Work to be completed: The whole of the data is to be reproduced exactly.

Provided data:
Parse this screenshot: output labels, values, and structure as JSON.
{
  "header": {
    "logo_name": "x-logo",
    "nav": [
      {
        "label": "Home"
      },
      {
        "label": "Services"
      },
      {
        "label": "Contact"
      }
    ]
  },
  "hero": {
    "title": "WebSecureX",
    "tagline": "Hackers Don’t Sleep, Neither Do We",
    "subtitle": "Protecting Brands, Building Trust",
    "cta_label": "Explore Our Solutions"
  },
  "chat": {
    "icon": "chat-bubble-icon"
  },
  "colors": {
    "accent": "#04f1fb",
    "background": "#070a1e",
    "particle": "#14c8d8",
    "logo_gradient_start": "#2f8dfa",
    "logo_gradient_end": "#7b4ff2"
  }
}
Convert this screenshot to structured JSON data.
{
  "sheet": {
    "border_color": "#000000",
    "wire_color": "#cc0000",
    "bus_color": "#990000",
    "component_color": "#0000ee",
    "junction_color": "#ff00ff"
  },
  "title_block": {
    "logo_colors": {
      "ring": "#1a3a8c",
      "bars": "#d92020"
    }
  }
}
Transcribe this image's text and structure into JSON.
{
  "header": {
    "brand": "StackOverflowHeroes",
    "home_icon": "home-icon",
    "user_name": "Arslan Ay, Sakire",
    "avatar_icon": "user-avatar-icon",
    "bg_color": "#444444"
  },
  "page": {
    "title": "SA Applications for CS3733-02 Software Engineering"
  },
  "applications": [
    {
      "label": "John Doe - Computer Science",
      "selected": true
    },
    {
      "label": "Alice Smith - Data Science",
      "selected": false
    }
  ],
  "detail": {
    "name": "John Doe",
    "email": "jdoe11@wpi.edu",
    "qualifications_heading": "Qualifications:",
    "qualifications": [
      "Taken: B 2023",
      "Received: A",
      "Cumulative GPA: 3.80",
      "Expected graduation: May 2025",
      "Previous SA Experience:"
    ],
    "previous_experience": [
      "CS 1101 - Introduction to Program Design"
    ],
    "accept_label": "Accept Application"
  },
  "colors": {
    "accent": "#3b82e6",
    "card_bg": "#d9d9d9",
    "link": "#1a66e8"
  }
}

Response to the task:
Parse this screenshot: output labels, values, and structure as JSON.
{
  "header": {
    "logo_name": "x-logo",
    "nav": [
      {
        "label": "Home"
      },
      {
        "label": "Services"
      },
      {
        "label": "Contact"
      }
    ]
  },
  "hero": {
    "title": "WebSecureX",
    "tagline": "Hackers Don’t Sleep, Neither Do We",
    "subtitle": "Protecting Brands, Building Trust",
    "cta_label": "Explore Our Solutions"
  },
  "chat": {
    "icon": "chat-bubble-icon"
  },
  "colors": {
    "accent": "#04f1fb",
    "background": "#070a1e",
    "particle": "#14c8d8",
    "logo_gradient_start": "#2f8dfa",
    "logo_gradient_end": "#7b4ff2"
  }
}
Convert this screenshot to structured JSON data.
{
  "sheet": {
    "border_color": "#000000",
    "wire_color": "#cc0000",
    "bus_color": "#990000",
    "component_color": "#0000ee",
    "junction_color": "#ff00ff"
  },
  "title_block": {
    "logo_colors": {
      "ring": "#1a3a8c",
      "bars": "#d92020"
    }
  }
}
Transcribe this image's text and structure into JSON.
{
  "header": {
    "brand": "StackOverflowHeroes",
    "home_icon": "home-icon",
    "user_name": "Arslan Ay, Sakire",
    "avatar_icon": "user-avatar-icon",
    "bg_color": "#444444"
  },
  "page": {
    "title": "SA Applications for CS3733-02 Software Engineering"
  },
  "applications": [
    {
      "label": "John Doe - Computer Science",
      "selected": true
    },
    {
      "label": "Alice Smith - Data Science",
      "selected": false
    }
  ],
  "detail": {
    "name": "John Doe",
    "email": "jdoe11@wpi.edu",
    "qualifications_heading": "Qualifications:",
    "qualifications": [
      "Taken: B 2023",
      "Received: A",
      "Cumulative GPA: 3.80",
      "Expected graduation: May 2025",
      "Previous SA Experience:"
    ],
    "previous_experience": [
      "CS 1101 - Introduction to Program Design"
    ],
    "accept_label": "Accept Application"
  },
  "colors": {
    "accent": "#3b82e6",
    "card_bg": "#d9d9d9",
    "link": "#1a66e8"
  }
}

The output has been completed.